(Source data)

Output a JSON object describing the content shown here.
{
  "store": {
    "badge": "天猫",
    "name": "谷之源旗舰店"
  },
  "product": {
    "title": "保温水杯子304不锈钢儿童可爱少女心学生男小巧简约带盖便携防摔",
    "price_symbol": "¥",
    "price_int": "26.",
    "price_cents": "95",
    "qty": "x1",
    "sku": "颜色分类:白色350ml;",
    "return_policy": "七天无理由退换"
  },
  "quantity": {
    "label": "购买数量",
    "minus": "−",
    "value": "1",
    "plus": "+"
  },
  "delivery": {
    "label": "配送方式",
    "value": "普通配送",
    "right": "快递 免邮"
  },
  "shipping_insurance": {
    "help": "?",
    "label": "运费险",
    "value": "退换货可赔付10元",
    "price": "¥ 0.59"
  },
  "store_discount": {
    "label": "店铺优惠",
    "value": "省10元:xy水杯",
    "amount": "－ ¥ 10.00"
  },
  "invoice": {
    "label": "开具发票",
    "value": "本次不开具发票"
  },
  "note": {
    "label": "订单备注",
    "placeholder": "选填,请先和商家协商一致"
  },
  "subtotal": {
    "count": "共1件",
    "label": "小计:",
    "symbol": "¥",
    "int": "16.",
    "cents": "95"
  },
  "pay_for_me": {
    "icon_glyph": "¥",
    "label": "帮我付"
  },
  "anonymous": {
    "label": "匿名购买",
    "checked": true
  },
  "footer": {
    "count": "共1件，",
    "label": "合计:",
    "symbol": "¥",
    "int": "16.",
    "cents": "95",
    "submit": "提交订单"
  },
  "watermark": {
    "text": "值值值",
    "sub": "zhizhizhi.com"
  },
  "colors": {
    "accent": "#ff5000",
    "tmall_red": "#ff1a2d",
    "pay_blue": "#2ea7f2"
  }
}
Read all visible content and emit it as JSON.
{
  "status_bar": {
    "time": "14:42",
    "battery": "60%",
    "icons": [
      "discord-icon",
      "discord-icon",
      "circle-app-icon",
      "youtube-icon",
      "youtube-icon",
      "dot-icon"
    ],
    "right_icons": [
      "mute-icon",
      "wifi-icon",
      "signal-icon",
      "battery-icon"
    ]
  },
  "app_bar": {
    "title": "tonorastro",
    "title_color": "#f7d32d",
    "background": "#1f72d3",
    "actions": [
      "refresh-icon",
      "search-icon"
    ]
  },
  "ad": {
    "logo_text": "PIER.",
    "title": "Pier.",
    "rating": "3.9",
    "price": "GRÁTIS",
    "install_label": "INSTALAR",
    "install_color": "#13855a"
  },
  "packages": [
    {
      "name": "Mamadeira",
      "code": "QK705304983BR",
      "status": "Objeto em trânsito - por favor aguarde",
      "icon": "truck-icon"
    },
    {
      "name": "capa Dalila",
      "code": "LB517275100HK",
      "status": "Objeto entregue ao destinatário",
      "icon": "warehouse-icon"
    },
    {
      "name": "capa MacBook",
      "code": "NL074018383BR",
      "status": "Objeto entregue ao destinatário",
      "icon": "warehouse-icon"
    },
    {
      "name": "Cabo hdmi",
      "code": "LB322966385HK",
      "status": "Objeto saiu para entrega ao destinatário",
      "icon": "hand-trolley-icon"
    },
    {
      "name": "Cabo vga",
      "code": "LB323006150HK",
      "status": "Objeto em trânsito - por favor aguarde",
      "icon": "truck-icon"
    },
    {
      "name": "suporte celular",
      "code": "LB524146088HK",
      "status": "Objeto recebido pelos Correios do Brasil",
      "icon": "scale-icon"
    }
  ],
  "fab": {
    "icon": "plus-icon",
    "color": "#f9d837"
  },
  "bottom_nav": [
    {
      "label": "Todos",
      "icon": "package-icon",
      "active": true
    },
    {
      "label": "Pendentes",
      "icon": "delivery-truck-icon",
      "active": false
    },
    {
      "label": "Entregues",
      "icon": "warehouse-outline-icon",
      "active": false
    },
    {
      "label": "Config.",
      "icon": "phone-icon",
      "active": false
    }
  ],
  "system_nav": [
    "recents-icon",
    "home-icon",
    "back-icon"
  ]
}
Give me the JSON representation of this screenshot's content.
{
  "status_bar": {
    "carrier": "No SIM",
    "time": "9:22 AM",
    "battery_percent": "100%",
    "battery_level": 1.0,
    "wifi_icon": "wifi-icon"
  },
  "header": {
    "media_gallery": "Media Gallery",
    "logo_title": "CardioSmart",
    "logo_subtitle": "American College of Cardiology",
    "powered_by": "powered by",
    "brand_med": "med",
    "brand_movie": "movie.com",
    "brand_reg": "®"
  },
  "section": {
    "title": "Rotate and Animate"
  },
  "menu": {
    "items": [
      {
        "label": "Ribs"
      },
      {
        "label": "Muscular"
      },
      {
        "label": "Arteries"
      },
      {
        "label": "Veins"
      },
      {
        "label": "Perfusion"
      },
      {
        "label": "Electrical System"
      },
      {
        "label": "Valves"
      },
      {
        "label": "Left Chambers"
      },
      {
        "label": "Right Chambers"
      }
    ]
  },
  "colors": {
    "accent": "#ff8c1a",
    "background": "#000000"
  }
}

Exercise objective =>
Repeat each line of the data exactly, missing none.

Exercise answer =>
Output a JSON object describing the content shown here.
{
  "store": {
    "badge": "天猫",
    "name": "谷之源旗舰店"
  },
  "product": {
    "title": "保温水杯子304不锈钢儿童可爱少女心学生男小巧简约带盖便携防摔",
    "price_symbol": "¥",
    "price_int": "26.",
    "price_cents": "95",
    "qty": "x1",
    "sku": "颜色分类:白色350ml;",
    "return_policy": "七天无理由退换"
  },
  "quantity": {
    "label": "购买数量",
    "minus": "−",
    "value": "1",
    "plus": "+"
  },
  "delivery": {
    "label": "配送方式",
    "value": "普通配送",
    "right": "快递 免邮"
  },
  "shipping_insurance": {
    "help": "?",
    "label": "运费险",
    "value": "退换货可赔付10元",
    "price": "¥ 0.59"
  },
  "store_discount": {
    "label": "店铺优惠",
    "value": "省10元:xy水杯",
    "amount": "－ ¥ 10.00"
  },
  "invoice": {
    "label": "开具发票",
    "value": "本次不开具发票"
  },
  "note": {
    "label": "订单备注",
    "placeholder": "选填,请先和商家协商一致"
  },
  "subtotal": {
    "count": "共1件",
    "label": "小计:",
    "symbol": "¥",
    "int": "16.",
    "cents": "95"
  },
  "pay_for_me": {
    "icon_glyph": "¥",
    "label": "帮我付"
  },
  "anonymous": {
    "label": "匿名购买",
    "checked": true
  },
  "footer": {
    "count": "共1件，",
    "label": "合计:",
    "symbol": "¥",
    "int": "16.",
    "cents": "95",
    "submit": "提交订单"
  },
  "watermark": {
    "text": "值值值",
    "sub": "zhizhizhi.com"
  },
  "colors": {
    "accent": "#ff5000",
    "tmall_red": "#ff1a2d",
    "pay_blue": "#2ea7f2"
  }
}
Read all visible content and emit it as JSON.
{
  "status_bar": {
    "time": "14:42",
    "battery": "60%",
    "icons": [
      "discord-icon",
      "discord-icon",
      "circle-app-icon",
      "youtube-icon",
      "youtube-icon",
      "dot-icon"
    ],
    "right_icons": [
      "mute-icon",
      "wifi-icon",
      "signal-icon",
      "battery-icon"
    ]
  },
  "app_bar": {
    "title": "tonorastro",
    "title_color": "#f7d32d",
    "background": "#1f72d3",
    "actions": [
      "refresh-icon",
      "search-icon"
    ]
  },
  "ad": {
    "logo_text": "PIER.",
    "title": "Pier.",
    "rating": "3.9",
    "price": "GRÁTIS",
    "install_label": "INSTALAR",
    "install_color": "#13855a"
  },
  "packages": [
    {
      "name": "Mamadeira",
      "code": "QK705304983BR",
      "status": "Objeto em trânsito - por favor aguarde",
      "icon": "truck-icon"
    },
    {
      "name": "capa Dalila",
      "code": "LB517275100HK",
      "status": "Objeto entregue ao destinatário",
      "icon": "warehouse-icon"
    },
    {
      "name": "capa MacBook",
      "code": "NL074018383BR",
      "status": "Objeto entregue ao destinatário",
      "icon": "warehouse-icon"
    },
    {
      "name": "Cabo hdmi",
      "code": "LB322966385HK",
      "status": "Objeto saiu para entrega ao destinatário",
      "icon": "hand-trolley-icon"
    },
    {
      "name": "Cabo vga",
      "code": "LB323006150HK",
      "status": "Objeto em trânsito - por favor aguarde",
      "icon": "truck-icon"
    },
    {
      "name": "suporte celular",
      "code": "LB524146088HK",
      "status": "Objeto recebido pelos Correios do Brasil",
      "icon": "scale-icon"
    }
  ],
  "fab": {
    "icon": "plus-icon",
    "color": "#f9d837"
  },
  "bottom_nav": [
    {
      "label": "Todos",
      "icon": "package-icon",
      "active": true
    },
    {
      "label": "Pendentes",
      "icon": "delivery-truck-icon",
      "active": false
    },
    {
      "label": "Entregues",
      "icon": "warehouse-outline-icon",
      "active": false
    },
    {
      "label": "Config.",
      "icon": "phone-icon",
      "active": false
    }
  ],
  "system_nav": [
    "recents-icon",
    "home-icon",
    "back-icon"
  ]
}
Give me the JSON representation of this screenshot's content.
{
  "status_bar": {
    "carrier": "No SIM",
    "time": "9:22 AM",
    "battery_percent": "100%",
    "battery_level": 1.0,
    "wifi_icon": "wifi-icon"
  },
  "header": {
    "media_gallery": "Media Gallery",
    "logo_title": "CardioSmart",
    "logo_subtitle": "American College of Cardiology",
    "powered_by": "powered by",
    "brand_med": "med",
    "brand_movie": "movie.com",
    "brand_reg": "®"
  },
  "section": {
    "title": "Rotate and Animate"
  },
  "menu": {
    "items": [
      {
        "label": "Ribs"
      },
      {
        "label": "Muscular"
      },
      {
        "label": "Arteries"
      },
      {
        "label": "Veins"
      },
      {
        "label": "Perfusion"
      },
      {
        "label": "Electrical System"
      },
      {
        "label": "Valves"
      },
      {
        "label": "Left Chambers"
      },
      {
        "label": "Right Chambers"
      }
    ]
  },
  "colors": {
    "accent": "#ff8c1a",
    "background": "#000000"
  }
}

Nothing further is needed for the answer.